» Record set

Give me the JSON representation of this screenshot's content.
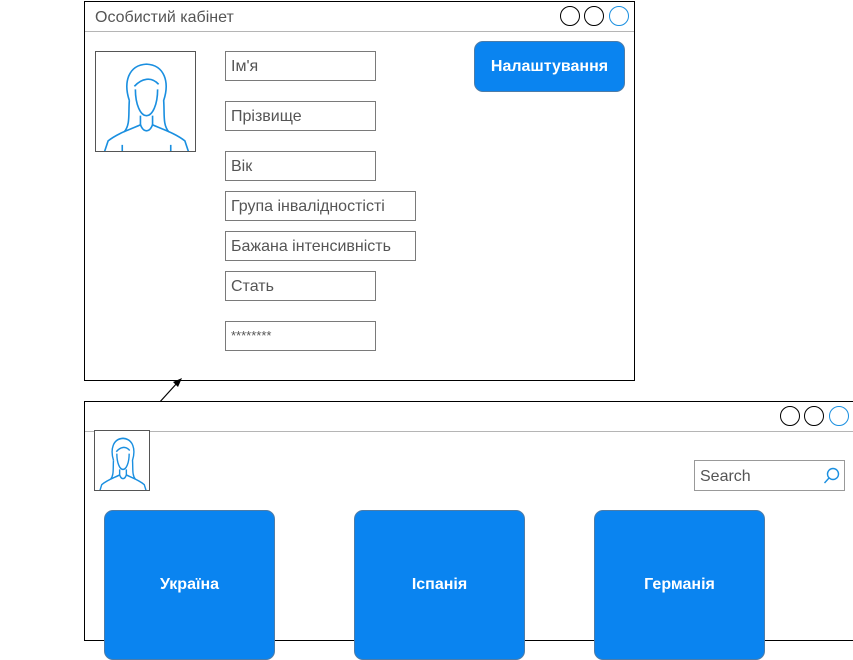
{
  "profile_window": {
    "title": "Особистий кабінет",
    "settings_button": "Налаштування",
    "fields": {
      "name": "Ім'я",
      "surname": "Прізвище",
      "age": "Вік",
      "disability_group": "Група інвалідностісті",
      "desired_intensity": "Бажана інтенсивність",
      "gender": "Стать",
      "password": "********"
    }
  },
  "main_window": {
    "search_placeholder": "Search",
    "countries": [
      "Україна",
      "Іспанія",
      "Германія"
    ]
  },
  "colors": {
    "accent": "#0a84f0",
    "icon_blue": "#1a8fe0"
  },
  "icons": [
    "window-control-icon",
    "avatar-icon",
    "search-icon",
    "arrow-icon"
  ]
}
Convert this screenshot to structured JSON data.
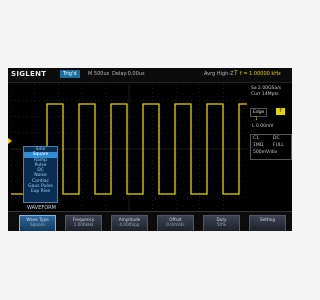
{
  "topbar": {
    "brand": "SIGLENT",
    "trigger_mode": "Trig'd",
    "timebase": "M 500us",
    "delay": "Delay:0.00us",
    "acquisition": "Avrg  High-Z",
    "frequency": "f = 1.00000 kHz",
    "trigger_icon": "T"
  },
  "right_panel": {
    "sample_rate": "Sa 2.00GSa/s",
    "current_memory": "Curr 14Mpts",
    "edge_label": "Edge",
    "edge_icon": "rising-edge-icon",
    "trigger_source": "1",
    "trigger_level": "L 0.00mV",
    "channel": {
      "number": "C1",
      "coupling": "DC",
      "impedance": "1MΩ",
      "bandwidth": "FULL",
      "scale": "500mV/div"
    }
  },
  "wave_menu": {
    "items": [
      {
        "label": "Sine",
        "selected": false
      },
      {
        "label": "Square",
        "selected": true
      },
      {
        "label": "Ramp",
        "selected": false
      },
      {
        "label": "Pulse",
        "selected": false
      },
      {
        "label": "DC",
        "selected": false
      },
      {
        "label": "Noise",
        "selected": false
      },
      {
        "label": "Cardiac",
        "selected": false
      },
      {
        "label": "Gaus Pulse",
        "selected": false
      },
      {
        "label": "Exp Rise",
        "selected": false
      }
    ]
  },
  "channel_tag": "WAVEFORM",
  "softkeys": [
    {
      "label": "Wave Type",
      "value": "Square",
      "active": true
    },
    {
      "label": "Frequency",
      "value": "1.000kHz",
      "active": false
    },
    {
      "label": "Amplitude",
      "value": "4.000Vpp",
      "active": false
    },
    {
      "label": "Offset",
      "value": "0.0mVdc",
      "active": false
    },
    {
      "label": "Duty",
      "value": "50%",
      "active": false
    },
    {
      "label": "Setting",
      "value": "",
      "active": false
    }
  ],
  "waveform": {
    "type": "Square",
    "color": "#e5d400",
    "cycles_visible": 7,
    "duty": 0.5
  },
  "colors": {
    "trace": "#e5d400",
    "grid": "#3a3a3a",
    "accent": "#2d8dd6"
  }
}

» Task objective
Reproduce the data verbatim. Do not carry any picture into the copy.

» Expected answer
Give me the JSON representation of this screenshot's content.
{
  "profile_window": {
    "title": "Особистий кабінет",
    "settings_button": "Налаштування",
    "fields": {
      "name": "Ім'я",
      "surname": "Прізвище",
      "age": "Вік",
      "disability_group": "Група інвалідностісті",
      "desired_intensity": "Бажана інтенсивність",
      "gender": "Стать",
      "password": "********"
    }
  },
  "main_window": {
    "search_placeholder": "Search",
    "countries": [
      "Україна",
      "Іспанія",
      "Германія"
    ]
  },
  "colors": {
    "accent": "#0a84f0",
    "icon_blue": "#1a8fe0"
  },
  "icons": [
    "window-control-icon",
    "avatar-icon",
    "search-icon",
    "arrow-icon"
  ]
}
Convert this screenshot to structured JSON data.
{
  "topbar": {
    "brand": "SIGLENT",
    "trigger_mode": "Trig'd",
    "timebase": "M 500us",
    "delay": "Delay:0.00us",
    "acquisition": "Avrg  High-Z",
    "frequency": "f = 1.00000 kHz",
    "trigger_icon": "T"
  },
  "right_panel": {
    "sample_rate": "Sa 2.00GSa/s",
    "current_memory": "Curr 14Mpts",
    "edge_label": "Edge",
    "edge_icon": "rising-edge-icon",
    "trigger_source": "1",
    "trigger_level": "L 0.00mV",
    "channel": {
      "number": "C1",
      "coupling": "DC",
      "impedance": "1MΩ",
      "bandwidth": "FULL",
      "scale": "500mV/div"
    }
  },
  "wave_menu": {
    "items": [
      {
        "label": "Sine",
        "selected": false
      },
      {
        "label": "Square",
        "selected": true
      },
      {
        "label": "Ramp",
        "selected": false
      },
      {
        "label": "Pulse",
        "selected": false
      },
      {
        "label": "DC",
        "selected": false
      },
      {
        "label": "Noise",
        "selected": false
      },
      {
        "label": "Cardiac",
        "selected": false
      },
      {
        "label": "Gaus Pulse",
        "selected": false
      },
      {
        "label": "Exp Rise",
        "selected": false
      }
    ]
  },
  "channel_tag": "WAVEFORM",
  "softkeys": [
    {
      "label": "Wave Type",
      "value": "Square",
      "active": true
    },
    {
      "label": "Frequency",
      "value": "1.000kHz",
      "active": false
    },
    {
      "label": "Amplitude",
      "value": "4.000Vpp",
      "active": false
    },
    {
      "label": "Offset",
      "value": "0.0mVdc",
      "active": false
    },
    {
      "label": "Duty",
      "value": "50%",
      "active": false
    },
    {
      "label": "Setting",
      "value": "",
      "active": false
    }
  ],
  "waveform": {
    "type": "Square",
    "color": "#e5d400",
    "cycles_visible": 7,
    "duty": 0.5
  },
  "colors": {
    "trace": "#e5d400",
    "grid": "#3a3a3a",
    "accent": "#2d8dd6"
  }
}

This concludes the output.